# RECORDED INFORMATION
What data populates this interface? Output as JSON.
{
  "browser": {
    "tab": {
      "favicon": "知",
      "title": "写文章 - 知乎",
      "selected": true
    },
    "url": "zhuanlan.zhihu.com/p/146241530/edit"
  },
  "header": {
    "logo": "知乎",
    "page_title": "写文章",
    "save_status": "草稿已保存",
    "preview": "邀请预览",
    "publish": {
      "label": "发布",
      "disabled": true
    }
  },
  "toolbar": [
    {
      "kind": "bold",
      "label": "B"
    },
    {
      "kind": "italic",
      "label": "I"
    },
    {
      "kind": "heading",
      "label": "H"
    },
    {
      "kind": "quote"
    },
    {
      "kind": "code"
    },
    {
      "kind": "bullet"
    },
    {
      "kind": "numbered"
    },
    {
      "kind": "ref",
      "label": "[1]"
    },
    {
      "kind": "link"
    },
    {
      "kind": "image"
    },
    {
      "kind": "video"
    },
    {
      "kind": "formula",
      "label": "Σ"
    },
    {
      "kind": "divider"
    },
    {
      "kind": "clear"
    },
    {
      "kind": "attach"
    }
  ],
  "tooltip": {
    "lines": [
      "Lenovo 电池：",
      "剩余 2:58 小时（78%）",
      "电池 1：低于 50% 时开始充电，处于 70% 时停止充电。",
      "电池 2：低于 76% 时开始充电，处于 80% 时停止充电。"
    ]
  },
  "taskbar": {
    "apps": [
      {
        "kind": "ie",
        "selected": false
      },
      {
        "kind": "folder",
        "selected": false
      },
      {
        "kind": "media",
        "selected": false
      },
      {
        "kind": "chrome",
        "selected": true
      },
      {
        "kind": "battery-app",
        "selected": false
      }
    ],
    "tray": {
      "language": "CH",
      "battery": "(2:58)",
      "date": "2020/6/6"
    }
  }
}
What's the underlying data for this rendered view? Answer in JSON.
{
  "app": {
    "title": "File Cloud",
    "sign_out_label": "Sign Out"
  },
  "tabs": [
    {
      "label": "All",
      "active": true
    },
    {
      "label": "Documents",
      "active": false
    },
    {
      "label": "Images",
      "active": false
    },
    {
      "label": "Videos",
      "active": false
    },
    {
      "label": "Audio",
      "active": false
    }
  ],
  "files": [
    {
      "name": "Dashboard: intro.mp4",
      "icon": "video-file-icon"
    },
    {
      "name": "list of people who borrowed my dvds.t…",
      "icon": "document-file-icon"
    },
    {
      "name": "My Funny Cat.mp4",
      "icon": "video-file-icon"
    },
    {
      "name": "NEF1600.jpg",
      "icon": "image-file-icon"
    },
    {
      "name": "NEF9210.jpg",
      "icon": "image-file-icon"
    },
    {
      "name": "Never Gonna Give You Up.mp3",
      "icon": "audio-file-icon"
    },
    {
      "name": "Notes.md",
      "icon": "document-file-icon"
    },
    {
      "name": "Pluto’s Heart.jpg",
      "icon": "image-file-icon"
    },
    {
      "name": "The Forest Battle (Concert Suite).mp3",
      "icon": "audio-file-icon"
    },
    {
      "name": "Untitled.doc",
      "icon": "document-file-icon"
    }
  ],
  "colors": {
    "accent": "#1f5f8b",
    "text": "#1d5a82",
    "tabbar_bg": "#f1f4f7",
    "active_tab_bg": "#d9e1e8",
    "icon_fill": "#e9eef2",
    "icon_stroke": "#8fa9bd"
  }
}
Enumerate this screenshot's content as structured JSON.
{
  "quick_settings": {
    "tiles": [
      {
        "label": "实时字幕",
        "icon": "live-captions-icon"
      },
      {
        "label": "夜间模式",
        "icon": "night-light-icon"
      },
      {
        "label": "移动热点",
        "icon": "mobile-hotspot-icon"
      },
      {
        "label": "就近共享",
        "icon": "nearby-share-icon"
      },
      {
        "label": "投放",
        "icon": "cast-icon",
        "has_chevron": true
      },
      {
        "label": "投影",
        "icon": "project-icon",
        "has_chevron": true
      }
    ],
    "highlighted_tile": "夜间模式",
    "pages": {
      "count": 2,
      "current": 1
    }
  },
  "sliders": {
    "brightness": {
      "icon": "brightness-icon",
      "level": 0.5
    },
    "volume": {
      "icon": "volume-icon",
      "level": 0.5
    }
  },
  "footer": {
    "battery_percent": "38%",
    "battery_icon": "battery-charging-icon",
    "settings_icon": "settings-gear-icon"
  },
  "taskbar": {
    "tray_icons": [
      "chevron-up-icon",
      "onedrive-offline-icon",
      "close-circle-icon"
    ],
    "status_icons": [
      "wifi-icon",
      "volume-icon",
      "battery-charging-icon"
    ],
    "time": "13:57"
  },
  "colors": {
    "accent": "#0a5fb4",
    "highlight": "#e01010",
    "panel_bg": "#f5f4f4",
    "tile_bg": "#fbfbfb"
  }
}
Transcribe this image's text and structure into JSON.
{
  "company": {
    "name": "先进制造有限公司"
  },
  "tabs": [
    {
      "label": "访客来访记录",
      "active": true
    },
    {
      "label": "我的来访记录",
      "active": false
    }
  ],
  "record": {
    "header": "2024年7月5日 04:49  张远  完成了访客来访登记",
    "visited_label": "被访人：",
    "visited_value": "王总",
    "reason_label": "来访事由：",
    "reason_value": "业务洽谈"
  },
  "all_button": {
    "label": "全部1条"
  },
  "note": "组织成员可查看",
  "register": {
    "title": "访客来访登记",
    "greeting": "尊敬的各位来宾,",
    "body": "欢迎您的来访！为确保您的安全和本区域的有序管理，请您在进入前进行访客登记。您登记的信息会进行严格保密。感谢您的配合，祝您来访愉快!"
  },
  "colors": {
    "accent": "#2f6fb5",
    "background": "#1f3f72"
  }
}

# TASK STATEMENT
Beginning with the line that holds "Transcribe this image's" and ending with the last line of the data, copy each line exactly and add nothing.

# SOLUTION TO THIS PROBLEM
Transcribe this image's text and structure into JSON.
{
  "company": {
    "name": "先进制造有限公司"
  },
  "tabs": [
    {
      "label": "访客来访记录",
      "active": true
    },
    {
      "label": "我的来访记录",
      "active": false
    }
  ],
  "record": {
    "header": "2024年7月5日 04:49  张远  完成了访客来访登记",
    "visited_label": "被访人：",
    "visited_value": "王总",
    "reason_label": "来访事由：",
    "reason_value": "业务洽谈"
  },
  "all_button": {
    "label": "全部1条"
  },
  "note": "组织成员可查看",
  "register": {
    "title": "访客来访登记",
    "greeting": "尊敬的各位来宾,",
    "body": "欢迎您的来访！为确保您的安全和本区域的有序管理，请您在进入前进行访客登记。您登记的信息会进行严格保密。感谢您的配合，祝您来访愉快!"
  },
  "colors": {
    "accent": "#2f6fb5",
    "background": "#1f3f72"
  }
}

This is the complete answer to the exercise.